Tuesday, 20 September 2016
The Witness Blanket, by Kwagiulth / Salish Artist Carey Newman, is comprised of hundreds of artifacts, each with its own story, from and relating to Canada’s residential schools. The pieces are mounted on cedar panels and are ‘woven’ together to create a blanket of shared memories.
How did a small, rural museum like the Peace River Museum, Archives, and Mackenzie Centre (PRMA) become a host venue for the nationally-acclaimed exhibit The Witness Blanket? It was all due to the collective resourcing of three partners: Sagitawa Friendship Society, Peace River Correctional Centre, and the PRMA. By building on existing relationships and acknowledging the diversity each partner brought to achieving this goal, we were able to accomplish something that just one could not. We began in January 2015, and over the next 18 months prepared to receive ‘the Ancestors’, the Witness Blanket, on June 28, 2016.

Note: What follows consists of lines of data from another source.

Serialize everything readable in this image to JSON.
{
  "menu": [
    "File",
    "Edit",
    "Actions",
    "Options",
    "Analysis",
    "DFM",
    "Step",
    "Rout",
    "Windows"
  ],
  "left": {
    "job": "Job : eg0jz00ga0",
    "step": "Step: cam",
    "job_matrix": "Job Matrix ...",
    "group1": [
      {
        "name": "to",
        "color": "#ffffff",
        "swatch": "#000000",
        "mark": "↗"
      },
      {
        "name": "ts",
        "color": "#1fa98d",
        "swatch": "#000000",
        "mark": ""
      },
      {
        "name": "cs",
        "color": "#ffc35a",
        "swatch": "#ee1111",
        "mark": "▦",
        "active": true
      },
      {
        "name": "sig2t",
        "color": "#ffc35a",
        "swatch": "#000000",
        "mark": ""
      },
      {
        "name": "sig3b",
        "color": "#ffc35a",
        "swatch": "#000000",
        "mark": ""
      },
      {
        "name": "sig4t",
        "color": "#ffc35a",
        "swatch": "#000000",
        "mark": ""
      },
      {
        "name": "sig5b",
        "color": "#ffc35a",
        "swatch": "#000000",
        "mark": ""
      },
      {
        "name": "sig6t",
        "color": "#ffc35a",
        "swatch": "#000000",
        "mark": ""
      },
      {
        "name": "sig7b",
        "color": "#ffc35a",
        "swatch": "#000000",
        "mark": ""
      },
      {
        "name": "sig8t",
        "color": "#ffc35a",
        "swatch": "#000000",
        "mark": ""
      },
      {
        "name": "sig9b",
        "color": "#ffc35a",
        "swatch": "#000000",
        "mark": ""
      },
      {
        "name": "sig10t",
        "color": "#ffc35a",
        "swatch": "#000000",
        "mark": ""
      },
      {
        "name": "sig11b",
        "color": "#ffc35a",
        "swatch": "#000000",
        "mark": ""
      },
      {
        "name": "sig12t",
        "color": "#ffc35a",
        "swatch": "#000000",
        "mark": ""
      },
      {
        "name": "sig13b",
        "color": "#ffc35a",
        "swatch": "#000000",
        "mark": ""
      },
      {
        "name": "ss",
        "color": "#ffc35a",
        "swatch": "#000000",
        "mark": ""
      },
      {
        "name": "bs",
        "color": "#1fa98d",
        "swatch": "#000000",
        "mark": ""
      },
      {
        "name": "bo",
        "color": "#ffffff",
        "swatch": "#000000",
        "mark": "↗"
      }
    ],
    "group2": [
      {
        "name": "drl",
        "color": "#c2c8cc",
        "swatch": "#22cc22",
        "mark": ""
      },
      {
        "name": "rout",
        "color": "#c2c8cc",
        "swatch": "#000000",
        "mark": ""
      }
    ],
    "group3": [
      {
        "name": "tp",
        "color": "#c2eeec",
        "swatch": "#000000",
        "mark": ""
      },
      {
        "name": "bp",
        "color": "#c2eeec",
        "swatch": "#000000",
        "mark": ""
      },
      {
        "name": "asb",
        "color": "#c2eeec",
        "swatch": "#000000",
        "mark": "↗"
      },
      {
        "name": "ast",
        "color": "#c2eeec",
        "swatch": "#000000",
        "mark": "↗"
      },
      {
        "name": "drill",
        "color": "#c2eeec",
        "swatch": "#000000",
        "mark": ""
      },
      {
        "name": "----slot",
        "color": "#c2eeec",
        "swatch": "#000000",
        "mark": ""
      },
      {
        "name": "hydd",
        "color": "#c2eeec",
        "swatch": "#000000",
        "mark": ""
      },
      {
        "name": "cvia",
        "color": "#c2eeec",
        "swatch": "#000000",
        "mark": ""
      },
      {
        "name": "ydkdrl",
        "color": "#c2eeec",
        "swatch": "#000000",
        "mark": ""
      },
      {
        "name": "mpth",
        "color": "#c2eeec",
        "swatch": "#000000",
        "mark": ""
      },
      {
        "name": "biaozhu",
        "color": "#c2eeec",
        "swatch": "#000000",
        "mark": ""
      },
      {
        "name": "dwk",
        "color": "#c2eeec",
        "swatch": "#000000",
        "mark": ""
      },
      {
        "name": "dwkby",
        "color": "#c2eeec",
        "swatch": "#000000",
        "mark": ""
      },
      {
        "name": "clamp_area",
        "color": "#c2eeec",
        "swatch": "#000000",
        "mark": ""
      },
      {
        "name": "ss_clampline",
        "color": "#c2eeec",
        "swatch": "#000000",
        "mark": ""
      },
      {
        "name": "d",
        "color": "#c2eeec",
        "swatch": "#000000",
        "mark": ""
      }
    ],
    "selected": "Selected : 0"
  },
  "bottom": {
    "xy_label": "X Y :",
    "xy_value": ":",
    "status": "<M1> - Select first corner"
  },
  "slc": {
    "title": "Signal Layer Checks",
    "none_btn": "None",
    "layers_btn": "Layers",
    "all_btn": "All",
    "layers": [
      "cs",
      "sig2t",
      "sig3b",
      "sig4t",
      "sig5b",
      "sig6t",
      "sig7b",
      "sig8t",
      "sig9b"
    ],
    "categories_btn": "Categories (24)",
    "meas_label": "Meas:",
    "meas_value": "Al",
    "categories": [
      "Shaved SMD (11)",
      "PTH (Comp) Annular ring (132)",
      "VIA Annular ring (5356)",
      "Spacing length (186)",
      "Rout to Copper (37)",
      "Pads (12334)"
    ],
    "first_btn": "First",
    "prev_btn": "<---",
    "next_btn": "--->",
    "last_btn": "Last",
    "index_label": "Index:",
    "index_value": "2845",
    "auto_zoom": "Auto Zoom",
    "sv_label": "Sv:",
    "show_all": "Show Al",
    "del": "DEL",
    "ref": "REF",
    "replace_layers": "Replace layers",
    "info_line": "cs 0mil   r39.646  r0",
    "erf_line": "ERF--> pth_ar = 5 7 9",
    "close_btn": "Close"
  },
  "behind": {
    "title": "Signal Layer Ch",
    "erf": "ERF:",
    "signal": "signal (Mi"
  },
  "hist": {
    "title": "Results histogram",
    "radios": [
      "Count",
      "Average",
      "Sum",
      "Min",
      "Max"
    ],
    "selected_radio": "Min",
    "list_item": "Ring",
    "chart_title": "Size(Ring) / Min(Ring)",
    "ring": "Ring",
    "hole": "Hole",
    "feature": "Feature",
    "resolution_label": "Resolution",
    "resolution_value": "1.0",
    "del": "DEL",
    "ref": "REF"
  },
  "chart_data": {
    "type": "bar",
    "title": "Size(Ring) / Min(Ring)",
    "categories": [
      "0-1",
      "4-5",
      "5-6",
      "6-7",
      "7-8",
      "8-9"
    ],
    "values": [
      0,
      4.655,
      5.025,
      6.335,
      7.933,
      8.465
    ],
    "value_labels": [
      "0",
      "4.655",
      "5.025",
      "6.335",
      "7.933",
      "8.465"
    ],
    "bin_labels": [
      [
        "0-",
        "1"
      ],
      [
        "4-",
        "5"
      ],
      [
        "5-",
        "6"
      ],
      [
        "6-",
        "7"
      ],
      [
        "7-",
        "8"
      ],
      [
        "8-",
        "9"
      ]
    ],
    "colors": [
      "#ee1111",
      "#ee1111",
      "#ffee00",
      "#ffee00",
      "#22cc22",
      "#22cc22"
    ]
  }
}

Dave Matilpi, Aboriginal Elder, artist and teacher, mentored us at our meetings and through cultural teachings and a workshop he calls My Broken Journey. We learned of his life experiences, including as a residential school student. Most importantly, he shared the optimism he holds today for the healing and reconciliation that began across Canada.
Monday, 12 September 2016
Congratulations to Leadership Awards Recipients: Edmonton Heritage Council, Fort Museum of the North-West Mounted Police, Medicine Hat Clay Industries National Historic District
The Alberta Museums Association (AMA) is pleased to present the Edmonton Heritage Council, the Medicine Hat Clay Industries National Historic District, and the Fort Museum of the North-West Mounted Police (NWMP) with Leadership Awards recognizing their exceptional work in creating value, accessibility, and relevance in their communities. The awards will be presented at the 2016 AMA Conference in Calgary as part of the Awards Ceremony on September 16, 2016.